Rondeau: A medieval French verse form typically consisting of fifteen octosyllabic lines in three stanzas with the rhyme scheme aabba aabc aabbac. The rondeau contains only two rhymes, except for the refrain, a short line indicated by the letter c. The refrain is identical to the first half of the first line and is repeated at the end of the second and third stanzas. Some critics do not count the refrains as lines and hence say the rondeau has thirteen lines.
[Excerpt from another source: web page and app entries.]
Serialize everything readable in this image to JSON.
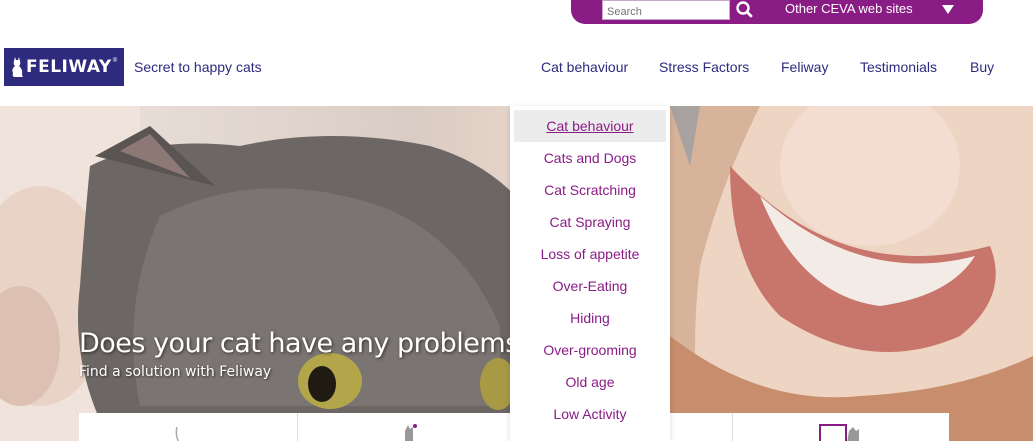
{
  "topbar": {
    "search_placeholder": "Search",
    "other_sites_label": "Other CEVA web sites"
  },
  "header": {
    "logo_text": "FELIWAY",
    "logo_tm": "®",
    "tagline": "Secret to happy cats"
  },
  "nav": [
    {
      "label": "Cat behaviour"
    },
    {
      "label": "Stress Factors"
    },
    {
      "label": "Feliway"
    },
    {
      "label": "Testimonials"
    },
    {
      "label": "Buy"
    }
  ],
  "dropdown": [
    {
      "label": "Cat behaviour"
    },
    {
      "label": "Cats and Dogs"
    },
    {
      "label": "Cat Scratching"
    },
    {
      "label": "Cat Spraying"
    },
    {
      "label": "Loss of appetite"
    },
    {
      "label": "Over-Eating"
    },
    {
      "label": "Hiding"
    },
    {
      "label": "Over-grooming"
    },
    {
      "label": "Old age"
    },
    {
      "label": "Low Activity"
    }
  ],
  "hero": {
    "title": "Does your cat have any problems",
    "subtitle": "Find a solution with Feliway"
  },
  "colors": {
    "brand_navy": "#2e2a7e",
    "brand_purple": "#8a1c86"
  }
}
Practitioners of the form include sixteenth-century French poet Clément Marot, seventeenth-century German poet Georg Rudolf Weckherlin, nineteenth-century French poets Alfred de Musset and Théodore de Banville, and Victorian-era English poet Austin Dobson.
Variations on the rondeau, each built entirely on two rhymes, include the rondeau redoublé, the rondel, and the roundel. The rondeau redoublé, a rare form, consists of six abab quatrains in which each line of the first quatrain correspondingly appears as the last line of the next four quatrains and the first line also appears as the last line of the poem. The rondel consists of thirteen or fourteen lines in three stanzas with the rhyme scheme abba abab abbaa(b). The first two lines are repeated as a refrain at the end of the second stanza. In a thirteen-line rondel, the first line is also repeated at the end of the third stanza; in a fourteen liner, both of the first two lines are repeated, making a complete refrain. (A simpler form of the rondel is now called the triolet.) Unlike the rondeau, the rondel uses entire rather than partial lines for the refrain. The roundel, a variation developed by Victorian poet Algernon Charles Swinburne, consists of eleven lines in three stanzas with the rhyme scheme abaB bab abaB. Like the rondeau, the roundel has a refrain (B) identical to the first half of the first line, but unlike in the rondeau, the refrain has the same rhyme as the lines marked b.
The term roundel is also sometimes used synonymously with both rondeau and rondel.
EXAMPLES: John McCrae’s rondeau “In Flanders Fields” (1915):
In Flanders fields the poppies blow
Between the crosses, row on row,
That mark our place; and in the sky,
The larks, still bravely singing, fly,
Scarce heard amid the guns below.
We are the Dead; short days ago
We lived, felt dawn, saw sunset glow,
Loved and were loved, and now we lie
In Flanders fields.
Take up our quarrel with the foe.
To you from failing hands we throw
The torch; be yours to hold it high.
If ye break faith with us who die
We shall not sleep, though poppies grow
In Flanders fields.
Other examples include Swinburne’s A Century of Roundels (1883), Dorothy Parker’s “Rondeau Redoublé (and Scarcely Worth the Trouble, at That)” (1926), Frank O’Hara’s “Three Rondels” (1954), and Marilyn Hacker’s “Rondeau After a Transatlantic Telephone Call” (1980).